___ Input for this task ___

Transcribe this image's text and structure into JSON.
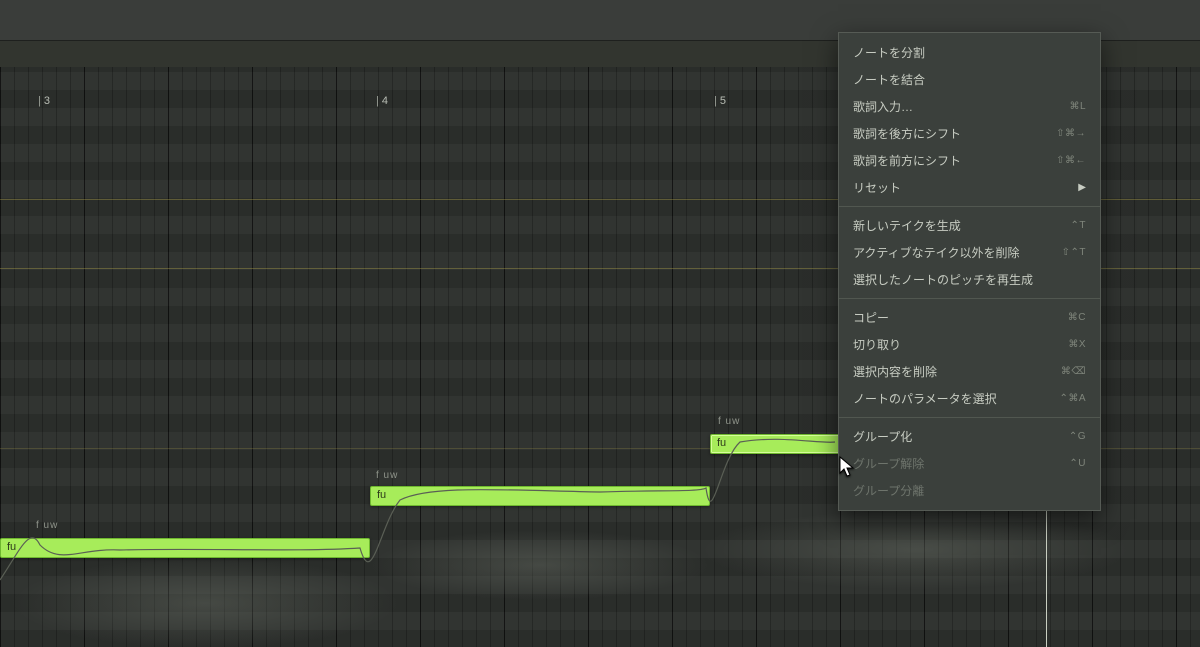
{
  "ruler": {
    "3": "3",
    "4": "4",
    "5": "5"
  },
  "notes": [
    {
      "phoneme": "f uw",
      "lyric": "fu"
    },
    {
      "phoneme": "f uw",
      "lyric": "fu"
    },
    {
      "phoneme": "f uw",
      "lyric": "fu"
    }
  ],
  "menu": {
    "split": {
      "label": "ノートを分割",
      "shortcut": ""
    },
    "merge": {
      "label": "ノートを結合",
      "shortcut": ""
    },
    "lyrics": {
      "label": "歌詞入力…",
      "shortcut": "⌘L"
    },
    "shiftBack": {
      "label": "歌詞を後方にシフト",
      "shortcut": "⇧⌘→"
    },
    "shiftFwd": {
      "label": "歌詞を前方にシフト",
      "shortcut": "⇧⌘←"
    },
    "reset": {
      "label": "リセット",
      "shortcut": ""
    },
    "newTake": {
      "label": "新しいテイクを生成",
      "shortcut": "⌃T"
    },
    "delTakes": {
      "label": "アクティブなテイク以外を削除",
      "shortcut": "⇧⌃T"
    },
    "regenPitch": {
      "label": "選択したノートのピッチを再生成",
      "shortcut": ""
    },
    "copy": {
      "label": "コピー",
      "shortcut": "⌘C"
    },
    "cut": {
      "label": "切り取り",
      "shortcut": "⌘X"
    },
    "delete": {
      "label": "選択内容を削除",
      "shortcut": "⌘⌫"
    },
    "selParams": {
      "label": "ノートのパラメータを選択",
      "shortcut": "⌃⌘A"
    },
    "group": {
      "label": "グループ化",
      "shortcut": "⌃G"
    },
    "ungroup": {
      "label": "グループ解除",
      "shortcut": "⌃U"
    },
    "groupSep": {
      "label": "グループ分離",
      "shortcut": ""
    }
  }
}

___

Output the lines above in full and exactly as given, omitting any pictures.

Transcribe this image's text and structure into JSON.
{
  "ruler": {
    "3": "3",
    "4": "4",
    "5": "5"
  },
  "notes": [
    {
      "phoneme": "f uw",
      "lyric": "fu"
    },
    {
      "phoneme": "f uw",
      "lyric": "fu"
    },
    {
      "phoneme": "f uw",
      "lyric": "fu"
    }
  ],
  "menu": {
    "split": {
      "label": "ノートを分割",
      "shortcut": ""
    },
    "merge": {
      "label": "ノートを結合",
      "shortcut": ""
    },
    "lyrics": {
      "label": "歌詞入力…",
      "shortcut": "⌘L"
    },
    "shiftBack": {
      "label": "歌詞を後方にシフト",
      "shortcut": "⇧⌘→"
    },
    "shiftFwd": {
      "label": "歌詞を前方にシフト",
      "shortcut": "⇧⌘←"
    },
    "reset": {
      "label": "リセット",
      "shortcut": ""
    },
    "newTake": {
      "label": "新しいテイクを生成",
      "shortcut": "⌃T"
    },
    "delTakes": {
      "label": "アクティブなテイク以外を削除",
      "shortcut": "⇧⌃T"
    },
    "regenPitch": {
      "label": "選択したノートのピッチを再生成",
      "shortcut": ""
    },
    "copy": {
      "label": "コピー",
      "shortcut": "⌘C"
    },
    "cut": {
      "label": "切り取り",
      "shortcut": "⌘X"
    },
    "delete": {
      "label": "選択内容を削除",
      "shortcut": "⌘⌫"
    },
    "selParams": {
      "label": "ノートのパラメータを選択",
      "shortcut": "⌃⌘A"
    },
    "group": {
      "label": "グループ化",
      "shortcut": "⌃G"
    },
    "ungroup": {
      "label": "グループ解除",
      "shortcut": "⌃U"
    },
    "groupSep": {
      "label": "グループ分離",
      "shortcut": ""
    }
  }
}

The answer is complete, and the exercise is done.